Elizabeth Fox-Genovese was that rare scholar who continued to master new fields throughout the course of her career.  In her primary discipline, history, Betsey–as nearly everyone called her–began as an expert on eighteenth-century French political economy and then became an important leader in the study of the history of women, producing one of the great classics of women’s history, Within the Plantation Household: Black and White Women of the Old South (1988) and becoming the founding director of the first Ph.D. program in Women’s Studies at Emory University in 1986.  She and her husband, historian Eugene D. Genovese, produced a series of works on southern intellectual life in general and on theology and religion in particular, culminating with the appearance of The Mind of the Master Class: History and Faith in the Southern Slaveholders’ Worldview in 2004 and Slavery in White and Black: Race and Class in the Slaveholders’ New World Order in 2008.  But history was not the only discipline in which Betsey distinguished herself.  As the Eleonore Raoul Professor of the Humanities at Emory, a position she held from 1986 until her death in 2007, she had a position in and supervised doctoral dissertations in the departments of Comparative Literature, English, and African-American Studies.  She published in academic journals and in popular publications that ranged across the humanities, and she moved effortlessly from discussing the detective novels of Dick Francis to the challenge of postmodernist literary theory to a critique of Franz Fanon’s theory of colonialism.  Her growing disillusionment with establishment feminism, best expressed in her Feminism Without Illusions: A Critique of Individualism (1991) and “Feminism is Not the Story of My Life”: How Today’s Feminist Elite has Lost Touch with the Real Concerns of Women (1996), and her conversion from Marxism to Roman Catholicism in 1995 led her to write even more widely as she contributed cultural criticism and commentary to both academic and popular forums.  She was that rare and valuable person: a public intellectual whose writings reflected both exceptional erudition and a heartfelt concern for the dignity of all persons.  Her death robbed of us of a vital voice.
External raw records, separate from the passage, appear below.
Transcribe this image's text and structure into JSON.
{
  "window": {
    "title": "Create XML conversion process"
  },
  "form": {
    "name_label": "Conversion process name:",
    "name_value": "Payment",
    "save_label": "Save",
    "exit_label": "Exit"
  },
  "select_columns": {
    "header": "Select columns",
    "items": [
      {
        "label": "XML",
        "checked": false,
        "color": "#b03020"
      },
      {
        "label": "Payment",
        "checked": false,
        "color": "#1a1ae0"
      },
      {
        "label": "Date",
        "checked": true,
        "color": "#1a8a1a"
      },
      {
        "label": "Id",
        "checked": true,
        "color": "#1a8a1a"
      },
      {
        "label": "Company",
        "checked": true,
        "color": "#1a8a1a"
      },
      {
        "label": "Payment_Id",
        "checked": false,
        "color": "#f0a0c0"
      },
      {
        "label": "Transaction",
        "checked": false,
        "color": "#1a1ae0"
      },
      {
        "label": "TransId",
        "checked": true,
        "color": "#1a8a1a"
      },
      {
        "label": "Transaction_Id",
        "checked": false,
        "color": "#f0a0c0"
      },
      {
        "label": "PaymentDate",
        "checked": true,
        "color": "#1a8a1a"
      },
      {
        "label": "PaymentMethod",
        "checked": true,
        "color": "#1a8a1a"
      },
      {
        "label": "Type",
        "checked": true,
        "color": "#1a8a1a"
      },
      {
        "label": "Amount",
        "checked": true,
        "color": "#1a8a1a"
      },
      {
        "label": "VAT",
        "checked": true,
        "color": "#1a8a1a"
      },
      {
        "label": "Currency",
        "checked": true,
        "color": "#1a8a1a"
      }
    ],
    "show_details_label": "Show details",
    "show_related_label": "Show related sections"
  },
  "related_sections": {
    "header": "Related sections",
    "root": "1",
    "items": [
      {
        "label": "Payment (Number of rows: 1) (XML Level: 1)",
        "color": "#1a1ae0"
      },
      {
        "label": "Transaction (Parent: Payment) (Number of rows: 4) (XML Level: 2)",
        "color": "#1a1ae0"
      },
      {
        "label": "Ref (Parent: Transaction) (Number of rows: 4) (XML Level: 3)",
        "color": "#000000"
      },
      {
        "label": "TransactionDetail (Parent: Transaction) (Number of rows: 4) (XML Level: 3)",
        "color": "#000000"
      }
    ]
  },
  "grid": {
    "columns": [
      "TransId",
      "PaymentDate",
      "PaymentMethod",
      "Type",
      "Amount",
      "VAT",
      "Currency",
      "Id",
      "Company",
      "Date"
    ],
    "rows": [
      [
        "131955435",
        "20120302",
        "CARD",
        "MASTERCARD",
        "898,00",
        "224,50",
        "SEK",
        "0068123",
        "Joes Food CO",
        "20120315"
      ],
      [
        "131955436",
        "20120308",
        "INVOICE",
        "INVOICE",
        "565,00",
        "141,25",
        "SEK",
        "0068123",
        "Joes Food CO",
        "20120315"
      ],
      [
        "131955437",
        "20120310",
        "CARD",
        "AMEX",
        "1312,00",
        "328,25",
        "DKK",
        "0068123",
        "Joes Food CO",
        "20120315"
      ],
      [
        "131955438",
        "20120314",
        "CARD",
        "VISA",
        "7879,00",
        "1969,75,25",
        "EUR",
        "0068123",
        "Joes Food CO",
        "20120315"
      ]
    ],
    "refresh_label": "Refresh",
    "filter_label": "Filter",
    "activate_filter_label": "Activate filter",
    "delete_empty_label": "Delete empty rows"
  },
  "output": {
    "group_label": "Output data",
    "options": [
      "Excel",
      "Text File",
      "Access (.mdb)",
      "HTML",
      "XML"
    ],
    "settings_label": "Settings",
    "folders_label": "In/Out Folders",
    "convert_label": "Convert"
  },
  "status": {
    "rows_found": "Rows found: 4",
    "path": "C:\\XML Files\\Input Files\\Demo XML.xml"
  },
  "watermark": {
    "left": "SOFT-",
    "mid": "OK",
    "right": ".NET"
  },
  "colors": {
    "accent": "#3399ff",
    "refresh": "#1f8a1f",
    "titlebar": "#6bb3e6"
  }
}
At the time of Betsey’s death, her husband, Eugene Genovese, began to compile her varied writings that had appeared in various journals, magazines, newspapers, and in edited volumes.  The results staggered even those, like Genovese himself, who knew her well.  It immediately became apparent that a project to publish these pieces would require several volumes.  Under the general editorship of the gifted historian and close friend of Betsey’s, David Moltke-Hansen, a team of scholars from various disciplines agreed to edit a five-volume series that would bring Betsey’s scattered but significant writings together and make them available to a wide audience.  The University of South Carolina Press has just completed this major publishing event, and several AHI fellows, academic advisors, and friends contributed to it, including Founding Fellows Bob Paquette and Doug Ambrose, Senior Fellow Ann Hartle, and Fellow Sheila O’Connor-Ambrose.

AHI Fellows Co-Edit Volume 4 of Fox-Genovese Project

Sheila co-edited, with Ann Hartle, the fourth volume of History and Women, Culture and Faith: Selected Writings of Elizabeth Fox-Genovese.  This volume, entitled Explorations and Commitments: Religion, Faith, and Culture, focuses on Fox-Genovese’s conversion from a secular historian to a devout Catholic and the intellectual fruits of that conversion.  Ann, a professor of philosophy at Emory, was a friend and colleague of Betsey’s.  Sheila was a student of Betsey’s at Emory, among the first students admitted directly in 1991 into the Women’s Studies PhD program.  Editing the volume proved especially rewarding and meaningful to Sheila, who, in addition to being Betsey’s student and friend, was also her godmother.  The final section of Explorations and Commitments contains excerpts from Betsey’s highly private journals in which she speaks movingly of her struggle with physical challenges, including Multiple Sclerosis, and the comforts and mysteries of faith.

Please click here, to read the University of South Carolina’s description of Explorations and Commitments: History and Women, Culture and Faith.